The published works of the global, social and economic theorist Jeremy Rifkin are increasingly influencing planetary debates, yet few have explored his central contentions with a critical eye. In essence, Rifkin asserts humanity must either transform or collapse, with the latter being likely unless there is a significant change in trajectory. In Rifkin’s view this scenario has developed as a consequence of unsustainable ‘entropic debt’ and an economic system that cannot continue to sustain itself, given that it has successfully reduced margins (through technology) to almost zero. However, he maintains that transformation is possible if disruptive (paradigm shifting) energy and networking technologies are adopted in a timely fashion, and a post-capitalist economic system emerges as a consequence of lower transaction costs: the privileging of access over ownership; and the development of Commons based markets. The process of transition Rifkin describes as a Third Industrial Revolution and the new civilisation that emerges from it (the transformation) as a Collaborative Age. The transdiciplinary nature and pan-civilisational scope of Rifkin’s contentions extend beyond conventional (historical, sociological, political and economic) thinking and the applied/empirical frameworks that are central to most Western academic enquiry. Thus a broader framework is required; one that examines not just the litany of the proposed changes, but the deeper patterns that underpin both the transition and the transformation. Consistent with this requirement for a more integrated and holistic perspective, it is asserted that ‘macrohistory’ (the study of the patterns in societies and cultures over the long time) provides the means to frame, interrogate and understand propositions such as the Third Industrial Revolution. Drawing on the insights and writings of selected macrohistorians from diverse historical periods, cultures and worldviews, this thesis identifies patterns in the rise and fall of past civilisations/cultures. These are also evident in contemporary society and are central to Rifkin’s theorisation. It posits that the Third Industrial Revolution represents a decisive technological juncture and cultural evolution that goes beyond a mere artful bundling of a number of smaller shifts, which will at some future time seem mere blips on the radar. Further, it asserts that in this (partially) technologically determined transformation there will be a substantive reframing of both socio-economic relational dynamics, and the notions of time, form and space upon which those relationships depend. However, this thesis argues that in an interconnected world, these different conceptions of reality cannot be constituted inside of those senses of reality currently privileged by modernity and its deconstructed successor, post modernity. It contends that a different kind of (biosphere) consciousness and philosophy (beyond the spectrum of contemporary ‘isms’) is necessary to reconstitute collaborative identities in a networked future. Such a future will be ecological in its relationship models, and complex, chaotic, contradictory and uncertain in its system effects. Consequently, over time, as these different identities interact, a new metanarrative will develop that will define a counter hegemonic ‘beyond the horizon of modernity’ culture. Finally, emerging from this consideration of Rifkin’s work, the work of selected macrohistorians and of those engaged in the contemporary ransformational discourse, this thesis postulates a ‘causally layered’ theory of civilisational revolution, together with descriptors of the emanant ‘relational’ scaffolding and the distinctive social morphology of a Collaborative Age.
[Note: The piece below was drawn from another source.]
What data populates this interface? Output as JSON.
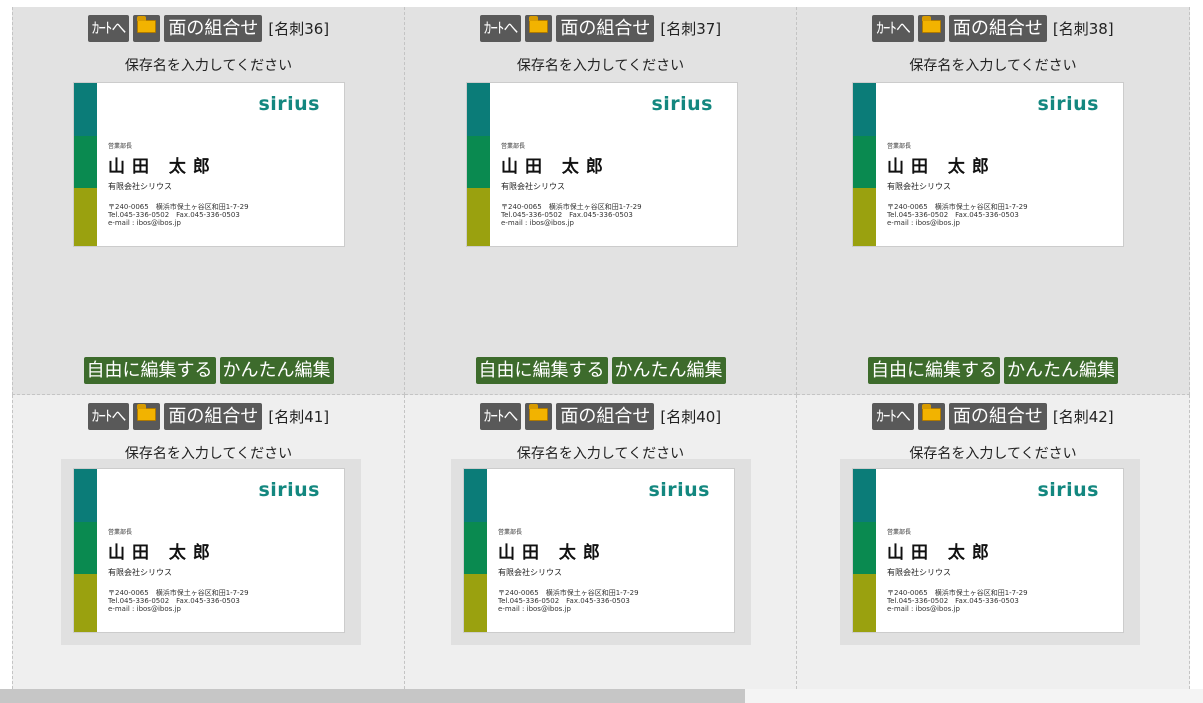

Submitted in the fulfilment of the requirements of the degree of Doctor of Philosophy, University of the Sunshine Coast, 2016.